The procedures for temporary unemployment for both force majeure events and economic reasons were simplified and unified originally until 19 April 2020. These simplification measures have been extended until 31 August 2020 in respect of temporary unemployment due to a force majeure event and for unemployment due to economic reasons.
During their operation, employers simply have to inform their payroll agency of any employees they put on unemployment. The payroll agency will file an online "social risk" declaration (i.e. ASR scenario 5) through the website of the National Office of Social Security www.socialsecurity.be.
Employers that still have economic difficulties due to COVID-19 after 31 August 2020 can enjoy the simplified procedures (see I & ii above) until 31 December 2020 if the following conditions are fulfilled:

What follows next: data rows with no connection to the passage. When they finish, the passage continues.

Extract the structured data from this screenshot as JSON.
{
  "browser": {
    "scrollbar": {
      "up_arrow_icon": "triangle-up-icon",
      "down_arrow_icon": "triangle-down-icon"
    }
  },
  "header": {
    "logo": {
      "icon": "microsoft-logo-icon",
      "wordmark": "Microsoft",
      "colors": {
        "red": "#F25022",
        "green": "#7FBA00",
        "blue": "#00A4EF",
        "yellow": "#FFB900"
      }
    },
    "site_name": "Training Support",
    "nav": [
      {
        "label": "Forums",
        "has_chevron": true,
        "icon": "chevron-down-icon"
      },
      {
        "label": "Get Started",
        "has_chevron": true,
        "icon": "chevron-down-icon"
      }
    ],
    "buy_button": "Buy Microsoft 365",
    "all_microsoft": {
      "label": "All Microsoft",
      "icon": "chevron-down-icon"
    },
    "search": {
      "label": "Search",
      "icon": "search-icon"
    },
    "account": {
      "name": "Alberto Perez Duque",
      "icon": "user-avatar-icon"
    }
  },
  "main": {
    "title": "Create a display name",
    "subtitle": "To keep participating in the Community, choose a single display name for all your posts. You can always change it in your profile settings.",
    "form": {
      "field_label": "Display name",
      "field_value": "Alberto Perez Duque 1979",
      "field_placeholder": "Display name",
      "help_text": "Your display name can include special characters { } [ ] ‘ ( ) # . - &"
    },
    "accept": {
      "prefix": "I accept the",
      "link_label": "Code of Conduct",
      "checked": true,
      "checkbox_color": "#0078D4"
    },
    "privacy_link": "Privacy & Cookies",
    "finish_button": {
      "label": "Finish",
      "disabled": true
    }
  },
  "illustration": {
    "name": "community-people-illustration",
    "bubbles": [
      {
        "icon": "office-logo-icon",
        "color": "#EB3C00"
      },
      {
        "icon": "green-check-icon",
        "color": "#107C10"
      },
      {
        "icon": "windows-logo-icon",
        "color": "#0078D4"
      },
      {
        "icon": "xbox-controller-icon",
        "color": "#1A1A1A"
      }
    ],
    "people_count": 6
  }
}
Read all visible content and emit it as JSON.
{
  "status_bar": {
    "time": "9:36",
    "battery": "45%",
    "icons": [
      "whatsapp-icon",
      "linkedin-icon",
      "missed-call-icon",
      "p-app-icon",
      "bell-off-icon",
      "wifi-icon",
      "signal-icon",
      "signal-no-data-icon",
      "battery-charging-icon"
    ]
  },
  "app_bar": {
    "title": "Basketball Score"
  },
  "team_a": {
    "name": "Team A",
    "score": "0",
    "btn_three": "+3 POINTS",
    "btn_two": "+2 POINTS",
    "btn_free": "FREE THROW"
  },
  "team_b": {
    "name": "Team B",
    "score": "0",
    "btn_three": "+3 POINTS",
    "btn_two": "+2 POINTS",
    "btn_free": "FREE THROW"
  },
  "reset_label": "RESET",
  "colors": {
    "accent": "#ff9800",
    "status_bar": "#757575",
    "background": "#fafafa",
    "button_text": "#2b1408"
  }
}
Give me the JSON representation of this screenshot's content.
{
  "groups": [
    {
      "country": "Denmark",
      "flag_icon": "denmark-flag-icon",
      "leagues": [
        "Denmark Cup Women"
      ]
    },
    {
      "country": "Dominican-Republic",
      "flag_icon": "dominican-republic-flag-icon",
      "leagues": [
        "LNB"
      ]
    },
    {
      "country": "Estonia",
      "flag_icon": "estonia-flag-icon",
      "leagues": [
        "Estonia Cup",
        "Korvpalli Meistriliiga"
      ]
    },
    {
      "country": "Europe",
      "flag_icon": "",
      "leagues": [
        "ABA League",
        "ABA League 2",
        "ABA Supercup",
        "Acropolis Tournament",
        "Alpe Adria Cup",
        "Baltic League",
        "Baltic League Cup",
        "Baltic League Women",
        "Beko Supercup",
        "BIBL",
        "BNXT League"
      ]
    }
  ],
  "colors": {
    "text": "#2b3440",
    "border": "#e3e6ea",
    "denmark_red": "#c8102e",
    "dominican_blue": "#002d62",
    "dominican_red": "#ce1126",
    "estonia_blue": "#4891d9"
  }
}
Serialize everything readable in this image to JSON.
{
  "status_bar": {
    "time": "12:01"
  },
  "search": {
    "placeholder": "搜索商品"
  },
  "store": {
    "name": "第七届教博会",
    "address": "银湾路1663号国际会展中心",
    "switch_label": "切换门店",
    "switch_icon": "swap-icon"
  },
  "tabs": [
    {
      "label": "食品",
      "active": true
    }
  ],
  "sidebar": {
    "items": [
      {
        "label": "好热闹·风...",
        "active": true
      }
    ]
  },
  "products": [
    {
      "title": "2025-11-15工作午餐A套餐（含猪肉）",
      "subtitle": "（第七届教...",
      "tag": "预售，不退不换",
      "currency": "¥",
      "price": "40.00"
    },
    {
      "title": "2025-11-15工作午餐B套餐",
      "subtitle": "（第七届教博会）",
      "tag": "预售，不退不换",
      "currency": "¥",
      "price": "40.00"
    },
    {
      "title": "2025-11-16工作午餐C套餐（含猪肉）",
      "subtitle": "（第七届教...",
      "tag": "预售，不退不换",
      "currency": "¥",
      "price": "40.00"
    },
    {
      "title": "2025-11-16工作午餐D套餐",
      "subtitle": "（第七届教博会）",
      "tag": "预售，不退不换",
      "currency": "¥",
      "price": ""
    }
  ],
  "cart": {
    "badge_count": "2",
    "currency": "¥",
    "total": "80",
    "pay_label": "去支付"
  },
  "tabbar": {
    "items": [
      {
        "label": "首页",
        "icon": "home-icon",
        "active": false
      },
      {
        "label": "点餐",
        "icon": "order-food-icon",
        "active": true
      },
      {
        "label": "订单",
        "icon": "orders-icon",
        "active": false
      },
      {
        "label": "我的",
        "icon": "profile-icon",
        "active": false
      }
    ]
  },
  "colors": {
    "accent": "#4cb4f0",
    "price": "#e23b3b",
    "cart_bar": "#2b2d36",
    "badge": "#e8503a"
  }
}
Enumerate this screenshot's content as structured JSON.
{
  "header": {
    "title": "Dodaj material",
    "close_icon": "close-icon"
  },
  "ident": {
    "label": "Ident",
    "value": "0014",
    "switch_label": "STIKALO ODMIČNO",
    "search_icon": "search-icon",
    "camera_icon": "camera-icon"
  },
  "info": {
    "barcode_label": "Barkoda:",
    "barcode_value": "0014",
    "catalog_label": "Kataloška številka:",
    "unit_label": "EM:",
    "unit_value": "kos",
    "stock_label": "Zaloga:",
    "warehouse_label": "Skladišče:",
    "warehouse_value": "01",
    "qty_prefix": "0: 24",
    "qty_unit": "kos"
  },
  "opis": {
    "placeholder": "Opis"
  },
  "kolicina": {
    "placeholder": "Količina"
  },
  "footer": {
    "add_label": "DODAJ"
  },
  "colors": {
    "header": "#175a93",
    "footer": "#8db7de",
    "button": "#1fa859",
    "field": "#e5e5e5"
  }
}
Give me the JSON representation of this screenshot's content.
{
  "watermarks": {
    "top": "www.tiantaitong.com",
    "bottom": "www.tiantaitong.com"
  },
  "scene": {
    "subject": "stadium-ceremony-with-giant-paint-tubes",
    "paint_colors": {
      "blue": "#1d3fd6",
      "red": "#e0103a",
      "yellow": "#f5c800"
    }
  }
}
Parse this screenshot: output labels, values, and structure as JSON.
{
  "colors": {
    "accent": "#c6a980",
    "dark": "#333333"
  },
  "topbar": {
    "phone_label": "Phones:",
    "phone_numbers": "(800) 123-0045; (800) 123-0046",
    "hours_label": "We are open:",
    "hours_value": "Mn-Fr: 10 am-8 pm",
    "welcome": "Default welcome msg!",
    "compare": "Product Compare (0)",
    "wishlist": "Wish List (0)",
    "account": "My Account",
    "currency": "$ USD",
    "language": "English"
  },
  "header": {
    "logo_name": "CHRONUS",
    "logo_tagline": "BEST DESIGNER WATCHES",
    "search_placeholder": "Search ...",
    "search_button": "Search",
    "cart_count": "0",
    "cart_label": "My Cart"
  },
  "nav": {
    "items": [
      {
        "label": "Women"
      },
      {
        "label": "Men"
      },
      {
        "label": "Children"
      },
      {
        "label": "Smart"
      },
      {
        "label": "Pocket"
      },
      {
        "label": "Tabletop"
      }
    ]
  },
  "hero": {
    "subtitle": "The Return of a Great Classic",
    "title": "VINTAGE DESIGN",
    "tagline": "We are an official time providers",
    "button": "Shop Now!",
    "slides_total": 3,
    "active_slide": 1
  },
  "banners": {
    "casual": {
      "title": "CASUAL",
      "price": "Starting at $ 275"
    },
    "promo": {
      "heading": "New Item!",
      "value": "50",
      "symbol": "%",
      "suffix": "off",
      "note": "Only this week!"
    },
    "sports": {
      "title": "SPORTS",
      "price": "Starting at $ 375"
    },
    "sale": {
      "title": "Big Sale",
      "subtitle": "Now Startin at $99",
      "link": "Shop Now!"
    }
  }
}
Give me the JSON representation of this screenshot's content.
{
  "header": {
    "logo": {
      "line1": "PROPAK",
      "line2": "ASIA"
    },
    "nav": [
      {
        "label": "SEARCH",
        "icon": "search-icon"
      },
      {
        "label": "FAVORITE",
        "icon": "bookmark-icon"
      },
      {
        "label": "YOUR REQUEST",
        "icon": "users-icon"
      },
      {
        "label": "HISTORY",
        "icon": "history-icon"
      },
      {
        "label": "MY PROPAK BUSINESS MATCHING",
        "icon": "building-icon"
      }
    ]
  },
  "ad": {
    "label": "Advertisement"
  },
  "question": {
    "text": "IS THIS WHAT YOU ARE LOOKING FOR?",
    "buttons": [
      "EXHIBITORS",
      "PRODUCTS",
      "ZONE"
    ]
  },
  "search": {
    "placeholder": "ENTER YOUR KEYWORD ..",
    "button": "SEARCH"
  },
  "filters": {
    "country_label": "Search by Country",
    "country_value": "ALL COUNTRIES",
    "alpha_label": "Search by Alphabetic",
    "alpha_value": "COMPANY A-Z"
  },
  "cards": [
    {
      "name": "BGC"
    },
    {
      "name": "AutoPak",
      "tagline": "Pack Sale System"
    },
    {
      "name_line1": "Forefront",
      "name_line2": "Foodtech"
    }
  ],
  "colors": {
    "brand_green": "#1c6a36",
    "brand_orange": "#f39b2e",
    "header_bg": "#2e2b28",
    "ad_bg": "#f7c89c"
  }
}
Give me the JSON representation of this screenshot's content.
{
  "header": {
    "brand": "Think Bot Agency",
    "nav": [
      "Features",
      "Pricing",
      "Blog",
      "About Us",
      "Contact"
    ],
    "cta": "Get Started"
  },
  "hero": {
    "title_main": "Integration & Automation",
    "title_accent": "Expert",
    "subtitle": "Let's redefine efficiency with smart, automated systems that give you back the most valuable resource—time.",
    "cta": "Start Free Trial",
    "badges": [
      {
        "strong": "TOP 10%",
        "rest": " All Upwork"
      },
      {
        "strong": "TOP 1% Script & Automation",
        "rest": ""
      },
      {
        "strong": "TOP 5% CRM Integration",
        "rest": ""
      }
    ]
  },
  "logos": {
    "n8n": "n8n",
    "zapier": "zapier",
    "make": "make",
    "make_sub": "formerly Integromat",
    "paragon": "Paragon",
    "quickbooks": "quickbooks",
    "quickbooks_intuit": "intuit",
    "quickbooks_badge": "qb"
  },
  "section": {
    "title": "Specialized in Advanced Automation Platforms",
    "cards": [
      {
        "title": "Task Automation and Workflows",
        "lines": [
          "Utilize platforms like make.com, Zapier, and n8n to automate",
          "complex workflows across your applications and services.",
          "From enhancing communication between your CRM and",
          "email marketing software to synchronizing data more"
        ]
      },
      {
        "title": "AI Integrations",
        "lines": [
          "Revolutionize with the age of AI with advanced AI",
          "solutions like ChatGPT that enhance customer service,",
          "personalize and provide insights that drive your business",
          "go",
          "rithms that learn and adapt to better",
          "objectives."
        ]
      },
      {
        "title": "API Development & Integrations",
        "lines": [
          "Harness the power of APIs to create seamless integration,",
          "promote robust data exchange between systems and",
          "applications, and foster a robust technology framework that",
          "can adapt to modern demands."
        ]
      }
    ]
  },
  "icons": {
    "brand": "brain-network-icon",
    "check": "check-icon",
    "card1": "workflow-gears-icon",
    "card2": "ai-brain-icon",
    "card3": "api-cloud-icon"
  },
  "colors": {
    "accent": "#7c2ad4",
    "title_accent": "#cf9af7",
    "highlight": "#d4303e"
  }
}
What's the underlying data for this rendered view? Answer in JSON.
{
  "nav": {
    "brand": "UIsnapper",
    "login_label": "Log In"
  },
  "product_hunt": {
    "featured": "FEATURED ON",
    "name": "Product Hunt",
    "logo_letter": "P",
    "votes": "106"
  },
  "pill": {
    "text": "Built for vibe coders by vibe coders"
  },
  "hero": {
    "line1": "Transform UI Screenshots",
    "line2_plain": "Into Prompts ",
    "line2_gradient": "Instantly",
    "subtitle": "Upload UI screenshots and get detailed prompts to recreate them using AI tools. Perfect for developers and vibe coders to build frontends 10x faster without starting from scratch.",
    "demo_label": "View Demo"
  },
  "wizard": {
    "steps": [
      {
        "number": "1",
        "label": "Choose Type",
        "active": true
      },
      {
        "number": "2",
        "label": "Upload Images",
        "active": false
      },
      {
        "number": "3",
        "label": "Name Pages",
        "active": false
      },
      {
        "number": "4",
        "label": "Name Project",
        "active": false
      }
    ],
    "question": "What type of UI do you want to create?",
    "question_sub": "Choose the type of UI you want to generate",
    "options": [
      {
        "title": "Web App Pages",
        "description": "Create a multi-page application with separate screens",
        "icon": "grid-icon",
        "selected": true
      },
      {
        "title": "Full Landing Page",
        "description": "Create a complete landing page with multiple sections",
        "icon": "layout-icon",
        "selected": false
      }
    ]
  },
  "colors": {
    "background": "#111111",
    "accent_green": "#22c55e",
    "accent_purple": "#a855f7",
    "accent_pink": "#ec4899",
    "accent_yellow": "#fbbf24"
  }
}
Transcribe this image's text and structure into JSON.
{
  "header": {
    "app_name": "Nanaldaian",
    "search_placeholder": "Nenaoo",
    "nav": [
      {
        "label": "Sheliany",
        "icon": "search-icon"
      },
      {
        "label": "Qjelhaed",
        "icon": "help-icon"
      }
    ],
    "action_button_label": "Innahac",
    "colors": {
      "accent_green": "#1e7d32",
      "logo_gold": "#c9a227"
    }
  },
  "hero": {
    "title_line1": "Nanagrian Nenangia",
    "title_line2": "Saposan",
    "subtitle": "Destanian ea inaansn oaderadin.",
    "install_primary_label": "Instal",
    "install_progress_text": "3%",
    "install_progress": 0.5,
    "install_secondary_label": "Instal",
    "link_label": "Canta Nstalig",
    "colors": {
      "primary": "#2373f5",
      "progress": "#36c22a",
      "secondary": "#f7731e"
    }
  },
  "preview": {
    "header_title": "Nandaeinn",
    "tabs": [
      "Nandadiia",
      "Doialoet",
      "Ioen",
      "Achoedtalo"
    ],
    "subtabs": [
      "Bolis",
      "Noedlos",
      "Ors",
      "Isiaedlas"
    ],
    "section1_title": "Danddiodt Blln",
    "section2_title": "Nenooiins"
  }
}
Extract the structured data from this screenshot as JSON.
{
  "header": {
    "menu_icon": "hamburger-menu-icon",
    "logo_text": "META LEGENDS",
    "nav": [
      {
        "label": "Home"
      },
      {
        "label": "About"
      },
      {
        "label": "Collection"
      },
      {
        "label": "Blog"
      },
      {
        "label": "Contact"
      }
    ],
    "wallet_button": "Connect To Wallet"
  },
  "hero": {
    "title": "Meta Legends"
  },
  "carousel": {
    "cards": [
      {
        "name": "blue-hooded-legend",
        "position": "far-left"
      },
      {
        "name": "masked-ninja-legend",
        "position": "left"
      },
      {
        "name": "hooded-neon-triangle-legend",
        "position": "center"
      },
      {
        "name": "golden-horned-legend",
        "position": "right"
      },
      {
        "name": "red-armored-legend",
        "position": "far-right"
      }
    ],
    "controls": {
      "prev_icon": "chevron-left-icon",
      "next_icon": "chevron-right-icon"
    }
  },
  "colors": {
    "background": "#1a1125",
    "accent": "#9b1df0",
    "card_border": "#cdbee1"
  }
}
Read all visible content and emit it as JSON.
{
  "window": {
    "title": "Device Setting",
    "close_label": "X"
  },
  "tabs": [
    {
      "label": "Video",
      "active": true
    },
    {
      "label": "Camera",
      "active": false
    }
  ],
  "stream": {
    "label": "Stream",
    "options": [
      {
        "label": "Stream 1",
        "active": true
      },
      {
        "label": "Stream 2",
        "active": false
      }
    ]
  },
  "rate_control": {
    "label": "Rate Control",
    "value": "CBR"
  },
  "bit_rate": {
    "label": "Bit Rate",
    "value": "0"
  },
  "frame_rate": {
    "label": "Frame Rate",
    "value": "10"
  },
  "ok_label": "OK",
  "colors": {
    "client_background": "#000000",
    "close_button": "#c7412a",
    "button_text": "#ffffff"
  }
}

(i) Temporary unemployment due to a force majeure event for companies/sectors that are particularly affected by the COVID-19 crisis:
a. The "sectors" particularly affected by the crisis have not yet been specified in a ministerial decree. However, they will be sectors whose economic activity and employment have decreased significantly as a result of the emergency measures taken to limit the spread of COVID-19.
b. The "companies" particularly affected by the crisis are employers who, during the second quarter of 2020, experience a number of days of temporary unemployment due to economic reasons and COVID-19 force majeure. The period of temporary unemployment must constitute at least 20% of the total number of days declared to the NSSO, excluding days that are declared on the DmfA declaration with codes 30 (unpaid authorised absence), 50 (sickness or accident), 51 (maternity protection and breastfeeding breaks) and 52 (paternity or birth leave, adoption leave and foster care leave).
(ii) Temporary unemployment for economic reasons:
a. For blue-collar workers, the execution of the employment contract can be suspended for up to eight weeks (instead of four weeks under the ordinary regime), after which the full-time working scheme must be resumed for a full working week. Reduced working time arrangements involving less than three working days per week may be introduced for a maximum of 18 weeks (instead of 13 weeks under the ordinary system), after which the full-time working scheme must be re-established for a full working week.
b. For white-collar workers, the execution of the employment contract may also be suspended (for up to 24 weeks in the year 2020). Further, a reduced working time scheme may also be introduced (for a total duration of up to 34 weeks in the year 2020), provided that the employer (i) demonstrates that it has experienced a substantial decrease of at least 10% in its sales or production in the quarter preceding the request for the application of the temporary unemployment measure (in comparison to the same quarter of 2019), (ii) offers the employees concerned two days of training per month, and (iii) is bound by a collective labour agreement or a business plan.
Where can employers and employees access local and national advice?
It is strongly advised to keep up to date with these recommendations, as they are quite detailed, and regularly updated.
Last reviewed 12 August 2020